In recent times it has been fashionable to talk about “cloud services”, and “Software plus Services”, and to consider how Internet-based services supplement, support or replace more conventional IT services provided on campus. And, lo and behold, the occasional story has popped up of universities outsourcing some of their core services to web-based providers. We’ve seen it with our Live@edu services, which are a combination of email, storage and collaboration services, which we provide as a free Internet-based service for institutions, rather than individual universities running their own in-house servers (eg for student email). It’s something individual students have been doing for years (Hotmail anybody?), but this is the enterprise equivalent – with technologies like Hosted Exchange servers running the service.
So what’s the boiling frog metaphor for? Well, the moral of the boiling frogs story is that when change is gradual, you may not notice what’s going on, until it’s too late. For example, that if you’re running your university email services in-house, you may not notice that lots of others are outsourcing it. And then suddenly somebody comes in to the office and says “By the way, we don’t need that next year…”
It was an email from a colleague that alerted me to what’s going on. He told me:
We now have 2,000 schools, colleges and universities from 86 countries signed up for Live@edu, with over ten million email accounts created.
And he went on to say that thousands more had signed up for pilots in the last six months – so the pace of change is accelerating. And I know that a larger-than-average proportion of those are in the UK.
So what’s that all about then? I guess it’s a recognition that running a service like student email is expensive, and the service can be limited (eg the average university student mailbox quota is sub 100MB, whereas you have a 10GB mailbox quota on Live@edu). Moving to an Internet-based free service frees up resources (and money) to focus your ICT delivery on something else – adding value in a different way.
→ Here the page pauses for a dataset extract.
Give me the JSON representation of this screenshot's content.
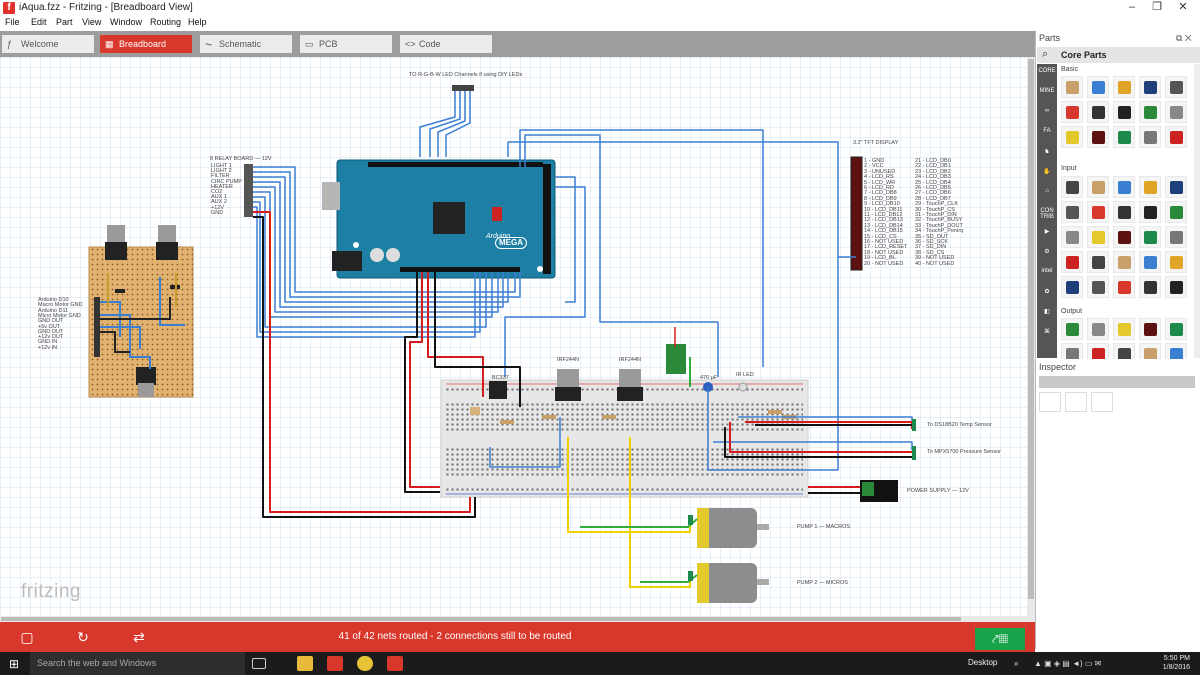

Whether or not you believe in out-sourcing, or Internet-based services, then it’s worth considering what your colleagues are doing – find out more at the Live@edu web site